Collection entries
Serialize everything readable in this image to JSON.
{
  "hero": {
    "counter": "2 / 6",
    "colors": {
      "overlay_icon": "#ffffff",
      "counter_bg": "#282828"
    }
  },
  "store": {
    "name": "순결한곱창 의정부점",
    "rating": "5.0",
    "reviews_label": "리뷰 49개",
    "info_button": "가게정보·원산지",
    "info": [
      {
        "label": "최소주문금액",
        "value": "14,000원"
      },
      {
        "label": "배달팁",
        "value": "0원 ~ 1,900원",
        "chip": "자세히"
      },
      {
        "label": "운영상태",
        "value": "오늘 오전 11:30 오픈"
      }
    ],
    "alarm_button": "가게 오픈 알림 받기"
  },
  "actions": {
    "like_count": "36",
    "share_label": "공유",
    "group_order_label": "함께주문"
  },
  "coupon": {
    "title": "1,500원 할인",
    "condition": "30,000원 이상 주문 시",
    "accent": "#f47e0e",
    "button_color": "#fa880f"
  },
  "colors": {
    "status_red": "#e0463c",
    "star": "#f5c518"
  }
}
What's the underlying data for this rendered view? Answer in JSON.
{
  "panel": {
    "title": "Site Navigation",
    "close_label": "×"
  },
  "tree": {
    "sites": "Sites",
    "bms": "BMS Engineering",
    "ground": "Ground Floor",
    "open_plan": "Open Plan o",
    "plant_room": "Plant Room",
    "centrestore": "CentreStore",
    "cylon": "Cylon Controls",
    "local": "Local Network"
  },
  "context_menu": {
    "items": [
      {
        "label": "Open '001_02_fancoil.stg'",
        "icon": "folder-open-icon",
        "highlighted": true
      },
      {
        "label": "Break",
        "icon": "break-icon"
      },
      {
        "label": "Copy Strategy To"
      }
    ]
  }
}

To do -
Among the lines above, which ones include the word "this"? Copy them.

Solved exercise -
Serialize everything readable in this image to JSON.
What's the underlying data for this rendered view? Answer in JSON.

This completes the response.